Nicole Tardiff-Brooks just wants to be a mom to Colin, her sweet 4-year-old son. But Nicole has several diseases–lupus,  Sjogren’s disease, and severe neurological and liver damage.

Colin knows Mommy is sick, but is too young to comprehend the lifelong impact her disease will have on him.

Unfortunately, unless she experiences a medical miracle, Colin won’t have his mom around to celebrate his coming milestones like the first days of school, homecoming dances, or his wedding day.

Nicole suffers from a long undiagnosed case of systemic lupus, and in recent months, the devastating complications of the disease have taken their toll on her.

The tragically heartbreaking and inconceivable situation is made so much worse by the fact Nicole’s husband Evan, was victim of a traumatic injury in 2014. Evan developed dysautonomia, which has prevented him from working, and unfortunately the family lost their home.

Thankfully, they are supported by friends, family, and generous community members, who have gone so far as to create a GoFundMe account. But none of it is enough to keep up with the insurmountable medical bills.

“This has really taken us to our knees,” said Evan, sitting next to teary-eyed Nicole.

The couple has been together 10 years and never would have imagined their life as it is today. They want to stay hopeful, but Evan cannot imagine losing Nicole, his best friend and soul mate.  Even more unthinkable is that Colin will grow up without his mother.

Nicole does have a lot of emotions about how she and her doctors ignored the warning signs.  The emotions range from frustration to regret to anger. The signs of her disease were intermittent and often disguised themselves as occasional aches and pains. She started to experience symptoms not long after Colin was born in 2011, but she wrote off the debilitating joint and muscle pain, total fatigue, and hair loss as nothing more than “normal ailments.” Nicole didn’t visit her doctor because she didn’t think anything was seriously wrong.

She now says even a yearly physical can mean the difference between good health and a chronic condition.

If lupus is detected, patients can get on medication sooner. For Nicole, her symptoms became increasingly worse over the next several months; then new symptoms developed and could no longer be ignored.

Eventually, she was diagnosed with systemic lupus erythematosuslupus. Doctors concluded that her lupus had been active for years, and Nicole was also diagnosed with very severe secondary medical conditions, including advanced stage 4 chronic kidney disease, Sjogren’s, and severe liver and neurological damage.

In an attempt to prevent lupus from causing anymore damage to Nicole’s body and spirit, doctors treated Nicole with a wide range of medications. They hoped the drugs would help Nicole become eligible for a kidney transplant. Instead, the strong immunosuppressants, corticosteroids, and other medications took a huge toll on her organs; in particular, her heart was affected and she developed cardiomyopathy.

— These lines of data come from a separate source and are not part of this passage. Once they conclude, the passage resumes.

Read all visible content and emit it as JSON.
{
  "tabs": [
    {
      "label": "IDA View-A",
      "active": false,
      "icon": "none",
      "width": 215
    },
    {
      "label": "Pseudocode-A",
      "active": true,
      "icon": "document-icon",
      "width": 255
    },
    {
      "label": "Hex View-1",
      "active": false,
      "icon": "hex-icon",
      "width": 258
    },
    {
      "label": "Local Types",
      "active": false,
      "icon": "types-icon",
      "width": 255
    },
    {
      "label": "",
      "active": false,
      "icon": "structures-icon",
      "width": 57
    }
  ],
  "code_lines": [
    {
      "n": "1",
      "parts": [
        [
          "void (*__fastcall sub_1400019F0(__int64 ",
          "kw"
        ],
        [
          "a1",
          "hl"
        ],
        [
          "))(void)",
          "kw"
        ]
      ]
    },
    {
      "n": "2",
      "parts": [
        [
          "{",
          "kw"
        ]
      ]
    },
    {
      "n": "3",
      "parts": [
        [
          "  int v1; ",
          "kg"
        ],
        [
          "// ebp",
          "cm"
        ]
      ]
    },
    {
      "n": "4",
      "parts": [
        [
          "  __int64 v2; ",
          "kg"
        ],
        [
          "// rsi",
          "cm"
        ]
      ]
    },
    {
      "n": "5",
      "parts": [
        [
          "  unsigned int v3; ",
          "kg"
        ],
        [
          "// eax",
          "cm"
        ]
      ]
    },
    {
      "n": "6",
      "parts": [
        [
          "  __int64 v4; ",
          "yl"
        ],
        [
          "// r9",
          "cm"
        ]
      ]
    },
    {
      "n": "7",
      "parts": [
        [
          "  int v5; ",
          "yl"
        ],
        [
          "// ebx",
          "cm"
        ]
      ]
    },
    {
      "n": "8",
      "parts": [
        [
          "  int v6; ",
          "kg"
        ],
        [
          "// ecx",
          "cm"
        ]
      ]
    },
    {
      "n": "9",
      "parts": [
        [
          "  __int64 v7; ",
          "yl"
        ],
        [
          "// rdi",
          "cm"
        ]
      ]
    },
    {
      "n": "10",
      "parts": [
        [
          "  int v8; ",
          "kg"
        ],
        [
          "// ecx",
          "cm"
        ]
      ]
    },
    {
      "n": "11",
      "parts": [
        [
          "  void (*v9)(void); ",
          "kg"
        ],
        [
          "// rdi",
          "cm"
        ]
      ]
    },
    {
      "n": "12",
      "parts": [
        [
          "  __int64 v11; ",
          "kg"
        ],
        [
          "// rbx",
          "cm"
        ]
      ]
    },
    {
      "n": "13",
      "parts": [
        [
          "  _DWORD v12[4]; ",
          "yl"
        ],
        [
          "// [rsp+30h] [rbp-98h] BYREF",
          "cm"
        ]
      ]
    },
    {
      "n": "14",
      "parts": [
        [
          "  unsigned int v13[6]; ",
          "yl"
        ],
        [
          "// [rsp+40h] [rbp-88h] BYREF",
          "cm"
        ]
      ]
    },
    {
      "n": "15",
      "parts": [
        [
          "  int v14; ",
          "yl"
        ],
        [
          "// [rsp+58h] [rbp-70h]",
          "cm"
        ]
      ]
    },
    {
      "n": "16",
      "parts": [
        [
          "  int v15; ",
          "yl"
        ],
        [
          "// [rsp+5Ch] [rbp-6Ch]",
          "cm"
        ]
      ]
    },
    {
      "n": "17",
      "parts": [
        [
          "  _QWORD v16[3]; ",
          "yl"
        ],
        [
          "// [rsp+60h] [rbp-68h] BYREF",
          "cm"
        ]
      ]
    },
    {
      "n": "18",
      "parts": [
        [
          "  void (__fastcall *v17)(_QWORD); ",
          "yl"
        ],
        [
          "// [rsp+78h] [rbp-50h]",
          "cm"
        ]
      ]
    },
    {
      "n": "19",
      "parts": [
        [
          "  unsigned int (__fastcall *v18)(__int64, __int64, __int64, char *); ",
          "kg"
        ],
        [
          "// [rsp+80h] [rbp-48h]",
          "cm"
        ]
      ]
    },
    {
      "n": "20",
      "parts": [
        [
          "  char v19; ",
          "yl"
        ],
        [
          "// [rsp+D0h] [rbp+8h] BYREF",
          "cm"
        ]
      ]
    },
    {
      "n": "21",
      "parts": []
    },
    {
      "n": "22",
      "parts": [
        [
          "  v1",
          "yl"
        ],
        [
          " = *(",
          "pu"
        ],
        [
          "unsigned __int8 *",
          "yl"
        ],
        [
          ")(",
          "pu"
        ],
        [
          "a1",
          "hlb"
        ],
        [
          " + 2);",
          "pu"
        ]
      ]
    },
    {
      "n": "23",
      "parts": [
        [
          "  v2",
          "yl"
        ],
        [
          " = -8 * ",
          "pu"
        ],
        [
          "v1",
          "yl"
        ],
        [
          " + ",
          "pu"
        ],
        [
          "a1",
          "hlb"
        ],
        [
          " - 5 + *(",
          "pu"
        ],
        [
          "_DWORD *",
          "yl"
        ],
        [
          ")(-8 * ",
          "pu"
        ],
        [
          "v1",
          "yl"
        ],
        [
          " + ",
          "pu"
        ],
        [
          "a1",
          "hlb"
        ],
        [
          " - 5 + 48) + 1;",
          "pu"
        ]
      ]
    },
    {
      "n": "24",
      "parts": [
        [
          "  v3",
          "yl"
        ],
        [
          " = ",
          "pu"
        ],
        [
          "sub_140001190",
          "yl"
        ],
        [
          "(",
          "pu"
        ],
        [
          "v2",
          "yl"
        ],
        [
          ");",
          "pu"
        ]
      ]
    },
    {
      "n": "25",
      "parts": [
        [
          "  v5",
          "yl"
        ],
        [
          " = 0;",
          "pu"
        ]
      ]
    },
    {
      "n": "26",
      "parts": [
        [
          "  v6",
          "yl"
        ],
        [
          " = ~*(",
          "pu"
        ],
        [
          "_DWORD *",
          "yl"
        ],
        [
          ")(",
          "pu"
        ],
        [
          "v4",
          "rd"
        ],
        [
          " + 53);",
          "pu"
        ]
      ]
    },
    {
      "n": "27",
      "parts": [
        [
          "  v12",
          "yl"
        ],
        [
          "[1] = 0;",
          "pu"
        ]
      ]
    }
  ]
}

Since the lupus is not in remission, Nicole does not qualify for any type of organ transplant. She has already progressed to end-stage renal disease and has begun dialysis, but the cardiomyopathy makes it too risky for her to complete the recommended number of weekly dialysis treatments. Her condition has worsened to the point that she must be put under anesthesia to endure the dialysis treatment. The family has started examining hospice care.

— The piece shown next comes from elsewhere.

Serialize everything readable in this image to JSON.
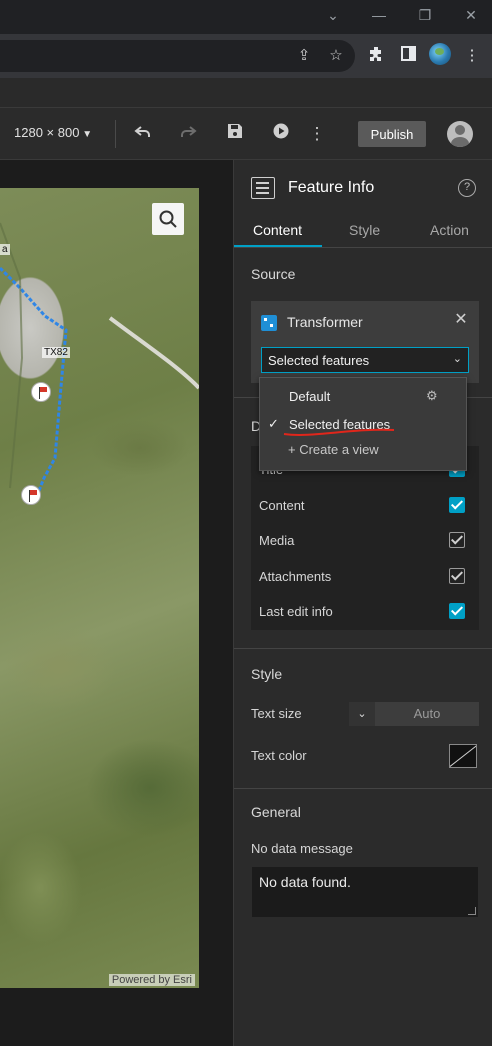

Nicole and her family face a foggy, uncertain road, and that’s a path they had never planned to travel down. Source:

Nicole has good days and not-so-good days. Her medical team at Columbian Presbyterian Hospital is amazed at how active she can be on her good days. But the team told her some time ago to get her affairs in order. She has tried to cope and hopes she can help to prevent others from having to go through the ordeal that she has.

“Sometimes I feel like I have just days left. Other days I still believe in miracles,” Nicole said.

How has lupus changed your life or the life of someone you love? Start a conversation in the comments below!

Share this post

Share on facebook
Share on google
Share on twitter
Share on linkedin
Share on pinterest
Share on print
Share on email